How to address key selection criteria
How to address key selection criteria?
How badly do you want that job? If it’s the job for you stop and think hard about the key selection criteria.
The key criteria for a job are usually spelled out in a list of qualities, knowledge and skills needed for the job. Follow our 9 golden rules to ace that key selection criteria:
- Golden rule 1: Understand the process. Employers use key criteria to compare applicants on the same measures.
- Golden rule 2: Study the key criteria. Take your time and think about what the employer is really looking for. Break it down into bullet points to answer.
- Golden rule 3: Do your preparation. The more preparation you do, the better your answers will be. Look up the organisation’s annual report if it’s public. Google the company and read news reports about it. Use your network to find out more about the culture. This will help you stand out from the other candidates.
- Golden rule 4: Match criteria. Print out your CV and compare it with the key criteria, says Grant. Can you see matches? It’s perfectly acceptable to give examples from extracurricular activities such as sports or charity work. Consider writing a bespoke CV for the job that highlights the key criteria.

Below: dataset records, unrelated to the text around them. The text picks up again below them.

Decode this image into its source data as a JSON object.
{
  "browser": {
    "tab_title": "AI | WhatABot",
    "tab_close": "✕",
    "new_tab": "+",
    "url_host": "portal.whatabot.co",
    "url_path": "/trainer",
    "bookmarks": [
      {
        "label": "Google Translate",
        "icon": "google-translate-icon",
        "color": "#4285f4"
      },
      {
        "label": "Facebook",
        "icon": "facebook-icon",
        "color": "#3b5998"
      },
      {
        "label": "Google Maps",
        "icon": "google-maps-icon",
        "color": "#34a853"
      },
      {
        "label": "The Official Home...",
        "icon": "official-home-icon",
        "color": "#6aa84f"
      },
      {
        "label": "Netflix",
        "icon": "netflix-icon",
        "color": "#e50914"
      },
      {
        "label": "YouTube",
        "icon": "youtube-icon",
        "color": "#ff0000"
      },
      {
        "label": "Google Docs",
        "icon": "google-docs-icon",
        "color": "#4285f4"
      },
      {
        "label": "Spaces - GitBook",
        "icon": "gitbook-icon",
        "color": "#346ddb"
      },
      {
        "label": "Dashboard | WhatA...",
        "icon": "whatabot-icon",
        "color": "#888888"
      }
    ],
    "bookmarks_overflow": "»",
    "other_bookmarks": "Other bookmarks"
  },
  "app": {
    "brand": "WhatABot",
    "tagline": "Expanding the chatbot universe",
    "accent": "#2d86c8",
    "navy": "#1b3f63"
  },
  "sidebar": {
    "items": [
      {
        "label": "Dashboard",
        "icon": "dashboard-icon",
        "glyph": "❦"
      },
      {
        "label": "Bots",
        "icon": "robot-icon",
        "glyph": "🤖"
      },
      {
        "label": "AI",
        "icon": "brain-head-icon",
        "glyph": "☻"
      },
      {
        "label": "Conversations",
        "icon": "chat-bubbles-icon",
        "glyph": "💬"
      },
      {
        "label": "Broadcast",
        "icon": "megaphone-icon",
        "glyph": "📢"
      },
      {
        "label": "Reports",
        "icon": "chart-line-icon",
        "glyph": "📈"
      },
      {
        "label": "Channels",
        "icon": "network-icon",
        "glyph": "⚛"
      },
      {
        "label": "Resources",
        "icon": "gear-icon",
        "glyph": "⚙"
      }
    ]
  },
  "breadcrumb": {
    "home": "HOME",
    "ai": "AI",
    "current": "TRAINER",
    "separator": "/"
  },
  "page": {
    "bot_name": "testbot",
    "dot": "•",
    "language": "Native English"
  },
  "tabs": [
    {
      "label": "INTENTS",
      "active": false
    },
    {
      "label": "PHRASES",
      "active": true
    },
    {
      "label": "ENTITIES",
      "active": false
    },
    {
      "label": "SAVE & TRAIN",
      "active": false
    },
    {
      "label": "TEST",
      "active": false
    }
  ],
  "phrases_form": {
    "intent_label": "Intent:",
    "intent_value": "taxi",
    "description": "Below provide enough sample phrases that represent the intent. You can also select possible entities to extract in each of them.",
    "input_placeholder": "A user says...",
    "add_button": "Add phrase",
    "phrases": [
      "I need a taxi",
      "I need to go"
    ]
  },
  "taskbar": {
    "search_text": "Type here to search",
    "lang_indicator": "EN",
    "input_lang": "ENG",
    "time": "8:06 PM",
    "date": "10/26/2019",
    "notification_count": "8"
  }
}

- Golden rule 5: Keep the layout simple. Bullet points and short sentences are best. Time poor recruiters are looking for the key points in a few words. Less is more when it comes to job applications.
- Golden rule 6: Give STAR responses. Applicants with relevant and credible examples of the key criteria are more likely to make it to the top of the pile. We recommend the “STAR” method for these examples. Explain the “Situation” where the relevant example came from, such as customer service, follow that with the “Task”, which is your role in the example, outline what “Action” you took, and spell out the “Result”.

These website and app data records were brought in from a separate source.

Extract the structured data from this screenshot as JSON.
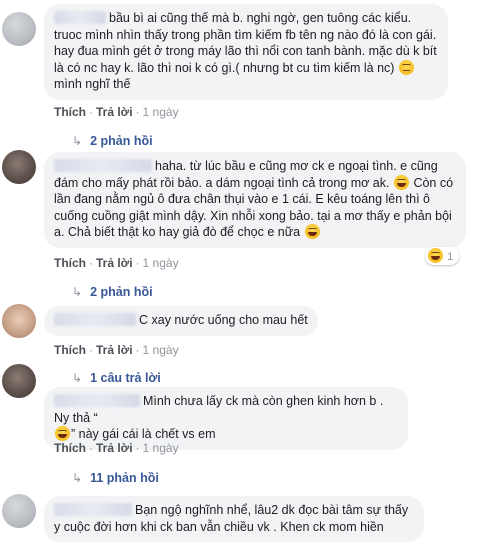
{
  "comments": [
    {
      "text": "bầu bì ai cũng thế mà b. nghi ngờ, gen tuông các kiểu. truoc mình nhìn thấy trong phần tìm kiếm fb tên ng nào đó là con gái. hay đua mình gét ở trong máy lão thì nổi con tanh bành. mặc dù k bít là có nc hay k. lão thì noi k có gì.( nhưng bt cu tìm kiếm là nc)",
      "text_tail": "mình nghĩ thế",
      "emoji": "neutral-face-emoji",
      "like_label": "Thích",
      "reply_label": "Trả lời",
      "time": "1 ngày",
      "replies_label": "2 phản hồi"
    },
    {
      "text": "haha. từ lúc bầu e cũng mơ ck e ngoại tình. e cũng đám cho mấy phát rồi bảo. a dám ngoại tình cả trong mơ ak.",
      "text_2": "Còn có lần đang nằm ngủ ô đưa chân thụi vào e 1 cái. E kêu toáng lên thì ô cuống cuồng giật mình dậy. Xin nhỗi xong bảo. tại a mơ thấy e phản bội a. Chả biết thật ko hay giả đò để chọc e nữa",
      "emoji": "grinning-squint-emoji",
      "like_label": "Thích",
      "reply_label": "Trả lời",
      "time": "1 ngày",
      "reaction_count": "1",
      "replies_label": "2 phản hồi"
    },
    {
      "text": "C xay nước uống cho mau hết",
      "like_label": "Thích",
      "reply_label": "Trả lời",
      "time": "1 ngày",
      "replies_label": "1 câu trả lời"
    },
    {
      "text": "Mình chưa lấy ck mà còn ghen kinh hơn b . Ny thả “",
      "text_2": "” này gái cái là chết vs em",
      "emoji": "grinning-squint-emoji",
      "like_label": "Thích",
      "reply_label": "Trả lời",
      "time": "1 ngày",
      "replies_label": "11 phản hồi"
    },
    {
      "text": "Bạn ngộ nghĩnh nhể, lâu2 dk đọc bài tâm sự thấy y cuộc đời hơn khi ck ban vẫn chiều vk . Khen ck mom hiền"
    }
  ],
  "separator": "·"
}
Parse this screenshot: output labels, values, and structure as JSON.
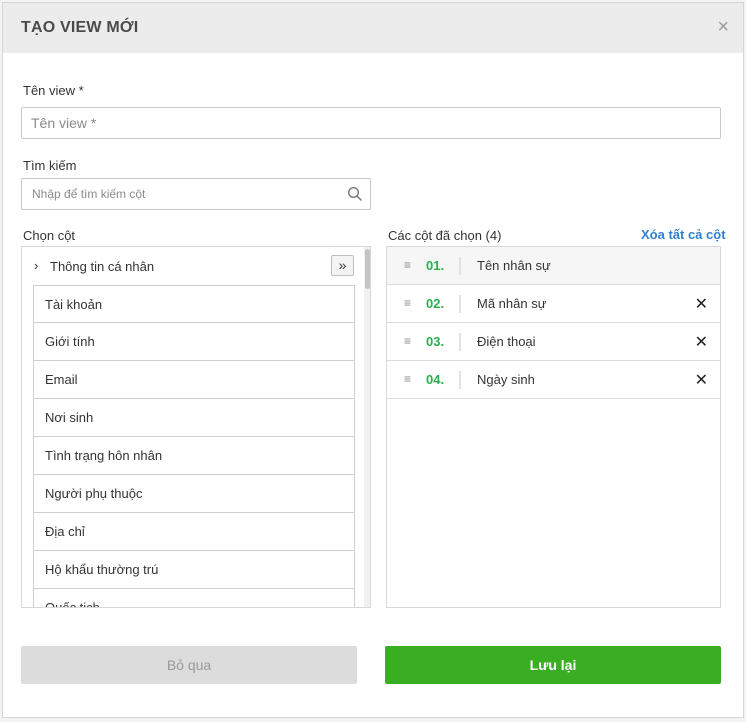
{
  "modal": {
    "title": "TẠO VIEW MỚI",
    "close_icon": "×"
  },
  "view_name": {
    "label": "Tên view *",
    "placeholder": "Tên view *",
    "value": ""
  },
  "search": {
    "label": "Tìm kiếm",
    "placeholder": "Nhập để tìm kiếm cột",
    "icon": "search-icon"
  },
  "available_columns": {
    "label": "Chọn cột",
    "group_label": "Thông tin cá nhân",
    "add_all_icon": "»",
    "items": [
      "Tài khoản",
      "Giới tính",
      "Email",
      "Nơi sinh",
      "Tình trạng hôn nhân",
      "Người phụ thuộc",
      "Địa chỉ",
      "Hộ khẩu thường trú",
      "Quốc tịch"
    ]
  },
  "selected_columns": {
    "label": "Các cột đã chọn (4)",
    "clear_all_label": "Xóa tất cả cột",
    "items": [
      {
        "index": "01.",
        "label": "Tên nhân sự",
        "removable": false
      },
      {
        "index": "02.",
        "label": "Mã nhân sự",
        "removable": true
      },
      {
        "index": "03.",
        "label": "Điện thoại",
        "removable": true
      },
      {
        "index": "04.",
        "label": "Ngày sinh",
        "removable": true
      }
    ],
    "remove_icon": "✕",
    "drag_icon": "≡"
  },
  "footer": {
    "cancel_label": "Bỏ qua",
    "save_label": "Lưu lại"
  },
  "colors": {
    "accent_green": "#3aae23",
    "index_green": "#27b14d",
    "link_blue": "#2f80d1"
  }
}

- Golden rule 7: Substantiate your claims. Rather than say: “I worked in a team”, be specific about what your role was in the team.
- Golden rule 8: Choose your words carefully. A recruiter is likely to spend 30 seconds or less scanning your application. If the right words jump out, your application will be worthy of further attention. Where possible use the same words and the language that is used in the key criteria.
- Golden rule 9: Get someone to proofread your responses. A fresh set of eyes is best to ensure that you have answered the questions and used correct spelling and grammar. Ask if that person would employ you based on your replies to the key criteria.
By even considering the key criteria you put yourself ahead of most of the competition. So take your time preparing your answers to the key criteria. All of that homework will pay off when you go for the interview. You’ll be able to kill those interview questions.